**PROMPT**
Apart from the pictures, every record here must be copied word for word.

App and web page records
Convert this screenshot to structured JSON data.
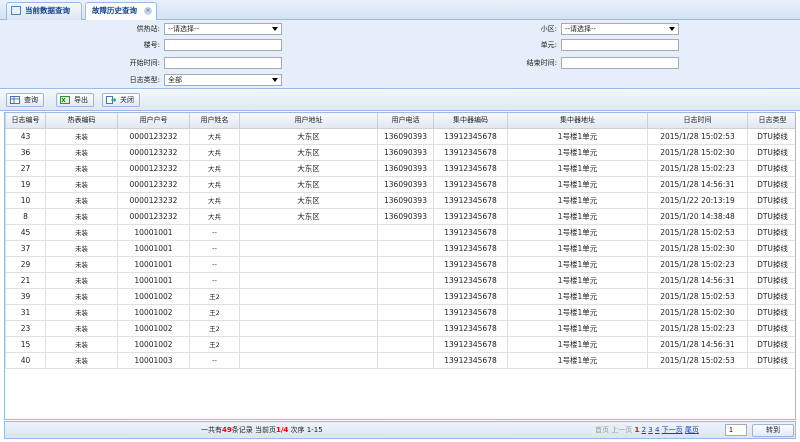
{
  "tabs": [
    {
      "label": "当前数据查询"
    },
    {
      "label": "故障历史查询"
    }
  ],
  "filters": {
    "heat_station": {
      "label": "供热站:",
      "value": "--请选择--"
    },
    "meter_no": {
      "label": "楼号:",
      "value": ""
    },
    "start_time": {
      "label": "开始时间:",
      "value": ""
    },
    "meter_type": {
      "label": "日志类型:",
      "value": "全部"
    },
    "district": {
      "label": "小区:",
      "value": "--请选择--"
    },
    "unit": {
      "label": "单元:",
      "value": ""
    },
    "end_time": {
      "label": "结束时间:",
      "value": ""
    }
  },
  "toolbar": {
    "query_label": "查询",
    "export_label": "导出",
    "close_label": "关闭"
  },
  "table": {
    "columns": [
      "日志编号",
      "热表编码",
      "用户户号",
      "用户姓名",
      "用户地址",
      "用户电话",
      "集中器编码",
      "集中器地址",
      "日志时间",
      "日志类型"
    ],
    "rows": [
      [
        "43",
        "未装",
        "0000123232",
        "大兵",
        "大东区",
        "136090393",
        "13912345678",
        "1号楼1单元",
        "2015/1/28 15:02:53",
        "DTU掉线"
      ],
      [
        "36",
        "未装",
        "0000123232",
        "大兵",
        "大东区",
        "136090393",
        "13912345678",
        "1号楼1单元",
        "2015/1/28 15:02:30",
        "DTU掉线"
      ],
      [
        "27",
        "未装",
        "0000123232",
        "大兵",
        "大东区",
        "136090393",
        "13912345678",
        "1号楼1单元",
        "2015/1/28 15:02:23",
        "DTU掉线"
      ],
      [
        "19",
        "未装",
        "0000123232",
        "大兵",
        "大东区",
        "136090393",
        "13912345678",
        "1号楼1单元",
        "2015/1/28 14:56:31",
        "DTU掉线"
      ],
      [
        "10",
        "未装",
        "0000123232",
        "大兵",
        "大东区",
        "136090393",
        "13912345678",
        "1号楼1单元",
        "2015/1/22 20:13:19",
        "DTU掉线"
      ],
      [
        "8",
        "未装",
        "0000123232",
        "大兵",
        "大东区",
        "136090393",
        "13912345678",
        "1号楼1单元",
        "2015/1/20 14:38:48",
        "DTU掉线"
      ],
      [
        "45",
        "未装",
        "10001001",
        "--",
        "",
        "",
        "13912345678",
        "1号楼1单元",
        "2015/1/28 15:02:53",
        "DTU掉线"
      ],
      [
        "37",
        "未装",
        "10001001",
        "--",
        "",
        "",
        "13912345678",
        "1号楼1单元",
        "2015/1/28 15:02:30",
        "DTU掉线"
      ],
      [
        "29",
        "未装",
        "10001001",
        "--",
        "",
        "",
        "13912345678",
        "1号楼1单元",
        "2015/1/28 15:02:23",
        "DTU掉线"
      ],
      [
        "21",
        "未装",
        "10001001",
        "--",
        "",
        "",
        "13912345678",
        "1号楼1单元",
        "2015/1/28 14:56:31",
        "DTU掉线"
      ],
      [
        "39",
        "未装",
        "10001002",
        "王2",
        "",
        "",
        "13912345678",
        "1号楼1单元",
        "2015/1/28 15:02:53",
        "DTU掉线"
      ],
      [
        "31",
        "未装",
        "10001002",
        "王2",
        "",
        "",
        "13912345678",
        "1号楼1单元",
        "2015/1/28 15:02:30",
        "DTU掉线"
      ],
      [
        "23",
        "未装",
        "10001002",
        "王2",
        "",
        "",
        "13912345678",
        "1号楼1单元",
        "2015/1/28 15:02:23",
        "DTU掉线"
      ],
      [
        "15",
        "未装",
        "10001002",
        "王2",
        "",
        "",
        "13912345678",
        "1号楼1单元",
        "2015/1/28 14:56:31",
        "DTU掉线"
      ],
      [
        "40",
        "未装",
        "10001003",
        "--",
        "",
        "",
        "13912345678",
        "1号楼1单元",
        "2015/1/28 15:02:53",
        "DTU掉线"
      ]
    ]
  },
  "pager": {
    "total_prefix": "一共有",
    "total_count": "49",
    "total_suffix": "条记录",
    "current_prefix": "当前页",
    "current_page": "1/4",
    "range_text": "次序 1-15",
    "first_label": "首页",
    "prev_label": "上一页",
    "pages": [
      "1",
      "2",
      "3",
      "4"
    ],
    "next_label": "下一页",
    "last_label": "尾页",
    "jump_value": "1",
    "jump_label": "转到"
  }
}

**EXERCISE SOLUTION**
Convert this screenshot to structured JSON data.
{
  "tabs": [
    {
      "label": "当前数据查询"
    },
    {
      "label": "故障历史查询"
    }
  ],
  "filters": {
    "heat_station": {
      "label": "供热站:",
      "value": "--请选择--"
    },
    "meter_no": {
      "label": "楼号:",
      "value": ""
    },
    "start_time": {
      "label": "开始时间:",
      "value": ""
    },
    "meter_type": {
      "label": "日志类型:",
      "value": "全部"
    },
    "district": {
      "label": "小区:",
      "value": "--请选择--"
    },
    "unit": {
      "label": "单元:",
      "value": ""
    },
    "end_time": {
      "label": "结束时间:",
      "value": ""
    }
  },
  "toolbar": {
    "query_label": "查询",
    "export_label": "导出",
    "close_label": "关闭"
  },
  "table": {
    "columns": [
      "日志编号",
      "热表编码",
      "用户户号",
      "用户姓名",
      "用户地址",
      "用户电话",
      "集中器编码",
      "集中器地址",
      "日志时间",
      "日志类型"
    ],
    "rows": [
      [
        "43",
        "未装",
        "0000123232",
        "大兵",
        "大东区",
        "136090393",
        "13912345678",
        "1号楼1单元",
        "2015/1/28 15:02:53",
        "DTU掉线"
      ],
      [
        "36",
        "未装",
        "0000123232",
        "大兵",
        "大东区",
        "136090393",
        "13912345678",
        "1号楼1单元",
        "2015/1/28 15:02:30",
        "DTU掉线"
      ],
      [
        "27",
        "未装",
        "0000123232",
        "大兵",
        "大东区",
        "136090393",
        "13912345678",
        "1号楼1单元",
        "2015/1/28 15:02:23",
        "DTU掉线"
      ],
      [
        "19",
        "未装",
        "0000123232",
        "大兵",
        "大东区",
        "136090393",
        "13912345678",
        "1号楼1单元",
        "2015/1/28 14:56:31",
        "DTU掉线"
      ],
      [
        "10",
        "未装",
        "0000123232",
        "大兵",
        "大东区",
        "136090393",
        "13912345678",
        "1号楼1单元",
        "2015/1/22 20:13:19",
        "DTU掉线"
      ],
      [
        "8",
        "未装",
        "0000123232",
        "大兵",
        "大东区",
        "136090393",
        "13912345678",
        "1号楼1单元",
        "2015/1/20 14:38:48",
        "DTU掉线"
      ],
      [
        "45",
        "未装",
        "10001001",
        "--",
        "",
        "",
        "13912345678",
        "1号楼1单元",
        "2015/1/28 15:02:53",
        "DTU掉线"
      ],
      [
        "37",
        "未装",
        "10001001",
        "--",
        "",
        "",
        "13912345678",
        "1号楼1单元",
        "2015/1/28 15:02:30",
        "DTU掉线"
      ],
      [
        "29",
        "未装",
        "10001001",
        "--",
        "",
        "",
        "13912345678",
        "1号楼1单元",
        "2015/1/28 15:02:23",
        "DTU掉线"
      ],
      [
        "21",
        "未装",
        "10001001",
        "--",
        "",
        "",
        "13912345678",
        "1号楼1单元",
        "2015/1/28 14:56:31",
        "DTU掉线"
      ],
      [
        "39",
        "未装",
        "10001002",
        "王2",
        "",
        "",
        "13912345678",
        "1号楼1单元",
        "2015/1/28 15:02:53",
        "DTU掉线"
      ],
      [
        "31",
        "未装",
        "10001002",
        "王2",
        "",
        "",
        "13912345678",
        "1号楼1单元",
        "2015/1/28 15:02:30",
        "DTU掉线"
      ],
      [
        "23",
        "未装",
        "10001002",
        "王2",
        "",
        "",
        "13912345678",
        "1号楼1单元",
        "2015/1/28 15:02:23",
        "DTU掉线"
      ],
      [
        "15",
        "未装",
        "10001002",
        "王2",
        "",
        "",
        "13912345678",
        "1号楼1单元",
        "2015/1/28 14:56:31",
        "DTU掉线"
      ],
      [
        "40",
        "未装",
        "10001003",
        "--",
        "",
        "",
        "13912345678",
        "1号楼1单元",
        "2015/1/28 15:02:53",
        "DTU掉线"
      ]
    ]
  },
  "pager": {
    "total_prefix": "一共有",
    "total_count": "49",
    "total_suffix": "条记录",
    "current_prefix": "当前页",
    "current_page": "1/4",
    "range_text": "次序 1-15",
    "first_label": "首页",
    "prev_label": "上一页",
    "pages": [
      "1",
      "2",
      "3",
      "4"
    ],
    "next_label": "下一页",
    "last_label": "尾页",
    "jump_value": "1",
    "jump_label": "转到"
  }
}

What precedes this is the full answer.